• _About this task_: Every record must reappear in the answer exactly as given.

━━━━━ Data excerpts

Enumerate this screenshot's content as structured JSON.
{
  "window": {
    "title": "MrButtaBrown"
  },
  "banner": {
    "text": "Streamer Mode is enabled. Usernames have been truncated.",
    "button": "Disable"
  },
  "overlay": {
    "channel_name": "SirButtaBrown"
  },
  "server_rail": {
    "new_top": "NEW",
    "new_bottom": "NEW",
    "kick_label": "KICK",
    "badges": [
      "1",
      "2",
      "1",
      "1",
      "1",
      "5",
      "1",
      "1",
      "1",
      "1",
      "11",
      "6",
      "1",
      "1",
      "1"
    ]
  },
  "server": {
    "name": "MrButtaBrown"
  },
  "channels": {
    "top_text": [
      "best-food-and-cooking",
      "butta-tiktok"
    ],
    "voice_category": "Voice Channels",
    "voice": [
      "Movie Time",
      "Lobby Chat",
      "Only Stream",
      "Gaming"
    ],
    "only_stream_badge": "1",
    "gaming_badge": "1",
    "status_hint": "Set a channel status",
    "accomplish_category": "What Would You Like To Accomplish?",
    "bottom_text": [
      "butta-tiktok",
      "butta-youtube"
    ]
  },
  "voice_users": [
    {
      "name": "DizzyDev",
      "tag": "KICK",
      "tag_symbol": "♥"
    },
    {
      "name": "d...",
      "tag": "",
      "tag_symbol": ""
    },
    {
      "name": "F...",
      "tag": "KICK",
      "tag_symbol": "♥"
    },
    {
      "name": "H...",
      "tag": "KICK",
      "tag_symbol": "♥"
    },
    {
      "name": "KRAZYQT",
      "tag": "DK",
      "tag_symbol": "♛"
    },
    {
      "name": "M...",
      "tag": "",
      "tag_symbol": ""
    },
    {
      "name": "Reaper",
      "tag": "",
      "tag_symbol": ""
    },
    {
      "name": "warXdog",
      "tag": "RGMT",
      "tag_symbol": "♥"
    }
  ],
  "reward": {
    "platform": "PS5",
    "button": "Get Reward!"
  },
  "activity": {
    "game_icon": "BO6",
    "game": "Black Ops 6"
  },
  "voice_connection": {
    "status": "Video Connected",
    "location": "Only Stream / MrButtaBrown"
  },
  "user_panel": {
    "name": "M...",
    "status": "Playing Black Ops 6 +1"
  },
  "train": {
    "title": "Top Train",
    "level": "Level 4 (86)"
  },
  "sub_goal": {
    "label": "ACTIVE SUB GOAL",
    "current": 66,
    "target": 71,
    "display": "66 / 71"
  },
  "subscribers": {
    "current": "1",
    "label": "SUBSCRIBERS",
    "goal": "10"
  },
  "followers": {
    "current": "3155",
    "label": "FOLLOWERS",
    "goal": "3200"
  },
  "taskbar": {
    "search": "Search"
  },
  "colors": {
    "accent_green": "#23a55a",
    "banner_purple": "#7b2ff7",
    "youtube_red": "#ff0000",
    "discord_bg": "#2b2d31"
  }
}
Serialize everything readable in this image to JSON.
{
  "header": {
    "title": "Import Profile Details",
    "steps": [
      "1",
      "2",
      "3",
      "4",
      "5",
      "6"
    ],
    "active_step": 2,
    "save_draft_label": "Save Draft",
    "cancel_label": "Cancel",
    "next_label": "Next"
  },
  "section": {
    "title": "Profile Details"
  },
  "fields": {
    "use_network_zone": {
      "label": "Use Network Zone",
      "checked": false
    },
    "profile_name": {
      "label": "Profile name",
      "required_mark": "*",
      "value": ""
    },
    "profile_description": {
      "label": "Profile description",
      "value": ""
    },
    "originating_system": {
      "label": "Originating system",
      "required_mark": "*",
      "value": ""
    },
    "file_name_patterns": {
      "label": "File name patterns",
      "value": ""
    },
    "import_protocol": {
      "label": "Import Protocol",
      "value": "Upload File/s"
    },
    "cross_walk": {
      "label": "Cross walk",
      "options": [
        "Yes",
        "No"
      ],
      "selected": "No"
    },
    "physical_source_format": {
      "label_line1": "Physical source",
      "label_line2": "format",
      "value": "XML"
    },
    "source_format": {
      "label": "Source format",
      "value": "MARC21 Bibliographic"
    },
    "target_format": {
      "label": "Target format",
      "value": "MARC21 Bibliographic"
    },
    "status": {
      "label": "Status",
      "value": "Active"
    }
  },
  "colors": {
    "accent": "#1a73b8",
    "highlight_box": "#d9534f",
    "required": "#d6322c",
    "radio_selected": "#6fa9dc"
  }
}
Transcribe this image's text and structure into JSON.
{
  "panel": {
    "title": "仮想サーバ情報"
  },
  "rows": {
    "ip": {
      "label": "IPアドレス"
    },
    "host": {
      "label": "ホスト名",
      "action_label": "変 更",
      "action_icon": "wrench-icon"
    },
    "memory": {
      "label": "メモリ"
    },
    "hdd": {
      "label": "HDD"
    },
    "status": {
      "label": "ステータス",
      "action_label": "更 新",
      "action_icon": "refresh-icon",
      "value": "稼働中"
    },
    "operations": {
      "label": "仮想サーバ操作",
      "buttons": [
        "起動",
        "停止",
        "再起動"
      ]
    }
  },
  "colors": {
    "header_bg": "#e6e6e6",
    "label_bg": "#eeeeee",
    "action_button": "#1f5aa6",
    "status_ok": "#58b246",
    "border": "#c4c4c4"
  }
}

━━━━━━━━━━

• _Solution for this task_:
Enumerate this screenshot's content as structured JSON.
{
  "window": {
    "title": "MrButtaBrown"
  },
  "banner": {
    "text": "Streamer Mode is enabled. Usernames have been truncated.",
    "button": "Disable"
  },
  "overlay": {
    "channel_name": "SirButtaBrown"
  },
  "server_rail": {
    "new_top": "NEW",
    "new_bottom": "NEW",
    "kick_label": "KICK",
    "badges": [
      "1",
      "2",
      "1",
      "1",
      "1",
      "5",
      "1",
      "1",
      "1",
      "1",
      "11",
      "6",
      "1",
      "1",
      "1"
    ]
  },
  "server": {
    "name": "MrButtaBrown"
  },
  "channels": {
    "top_text": [
      "best-food-and-cooking",
      "butta-tiktok"
    ],
    "voice_category": "Voice Channels",
    "voice": [
      "Movie Time",
      "Lobby Chat",
      "Only Stream",
      "Gaming"
    ],
    "only_stream_badge": "1",
    "gaming_badge": "1",
    "status_hint": "Set a channel status",
    "accomplish_category": "What Would You Like To Accomplish?",
    "bottom_text": [
      "butta-tiktok",
      "butta-youtube"
    ]
  },
  "voice_users": [
    {
      "name": "DizzyDev",
      "tag": "KICK",
      "tag_symbol": "♥"
    },
    {
      "name": "d...",
      "tag": "",
      "tag_symbol": ""
    },
    {
      "name": "F...",
      "tag": "KICK",
      "tag_symbol": "♥"
    },
    {
      "name": "H...",
      "tag": "KICK",
      "tag_symbol": "♥"
    },
    {
      "name": "KRAZYQT",
      "tag": "DK",
      "tag_symbol": "♛"
    },
    {
      "name": "M...",
      "tag": "",
      "tag_symbol": ""
    },
    {
      "name": "Reaper",
      "tag": "",
      "tag_symbol": ""
    },
    {
      "name": "warXdog",
      "tag": "RGMT",
      "tag_symbol": "♥"
    }
  ],
  "reward": {
    "platform": "PS5",
    "button": "Get Reward!"
  },
  "activity": {
    "game_icon": "BO6",
    "game": "Black Ops 6"
  },
  "voice_connection": {
    "status": "Video Connected",
    "location": "Only Stream / MrButtaBrown"
  },
  "user_panel": {
    "name": "M...",
    "status": "Playing Black Ops 6 +1"
  },
  "train": {
    "title": "Top Train",
    "level": "Level 4 (86)"
  },
  "sub_goal": {
    "label": "ACTIVE SUB GOAL",
    "current": 66,
    "target": 71,
    "display": "66 / 71"
  },
  "subscribers": {
    "current": "1",
    "label": "SUBSCRIBERS",
    "goal": "10"
  },
  "followers": {
    "current": "3155",
    "label": "FOLLOWERS",
    "goal": "3200"
  },
  "taskbar": {
    "search": "Search"
  },
  "colors": {
    "accent_green": "#23a55a",
    "banner_purple": "#7b2ff7",
    "youtube_red": "#ff0000",
    "discord_bg": "#2b2d31"
  }
}
Serialize everything readable in this image to JSON.
{
  "header": {
    "title": "Import Profile Details",
    "steps": [
      "1",
      "2",
      "3",
      "4",
      "5",
      "6"
    ],
    "active_step": 2,
    "save_draft_label": "Save Draft",
    "cancel_label": "Cancel",
    "next_label": "Next"
  },
  "section": {
    "title": "Profile Details"
  },
  "fields": {
    "use_network_zone": {
      "label": "Use Network Zone",
      "checked": false
    },
    "profile_name": {
      "label": "Profile name",
      "required_mark": "*",
      "value": ""
    },
    "profile_description": {
      "label": "Profile description",
      "value": ""
    },
    "originating_system": {
      "label": "Originating system",
      "required_mark": "*",
      "value": ""
    },
    "file_name_patterns": {
      "label": "File name patterns",
      "value": ""
    },
    "import_protocol": {
      "label": "Import Protocol",
      "value": "Upload File/s"
    },
    "cross_walk": {
      "label": "Cross walk",
      "options": [
        "Yes",
        "No"
      ],
      "selected": "No"
    },
    "physical_source_format": {
      "label_line1": "Physical source",
      "label_line2": "format",
      "value": "XML"
    },
    "source_format": {
      "label": "Source format",
      "value": "MARC21 Bibliographic"
    },
    "target_format": {
      "label": "Target format",
      "value": "MARC21 Bibliographic"
    },
    "status": {
      "label": "Status",
      "value": "Active"
    }
  },
  "colors": {
    "accent": "#1a73b8",
    "highlight_box": "#d9534f",
    "required": "#d6322c",
    "radio_selected": "#6fa9dc"
  }
}
Transcribe this image's text and structure into JSON.
{
  "panel": {
    "title": "仮想サーバ情報"
  },
  "rows": {
    "ip": {
      "label": "IPアドレス"
    },
    "host": {
      "label": "ホスト名",
      "action_label": "変 更",
      "action_icon": "wrench-icon"
    },
    "memory": {
      "label": "メモリ"
    },
    "hdd": {
      "label": "HDD"
    },
    "status": {
      "label": "ステータス",
      "action_label": "更 新",
      "action_icon": "refresh-icon",
      "value": "稼働中"
    },
    "operations": {
      "label": "仮想サーバ操作",
      "buttons": [
        "起動",
        "停止",
        "再起動"
      ]
    }
  },
  "colors": {
    "header_bg": "#e6e6e6",
    "label_bg": "#eeeeee",
    "action_button": "#1f5aa6",
    "status_ok": "#58b246",
    "border": "#c4c4c4"
  }
}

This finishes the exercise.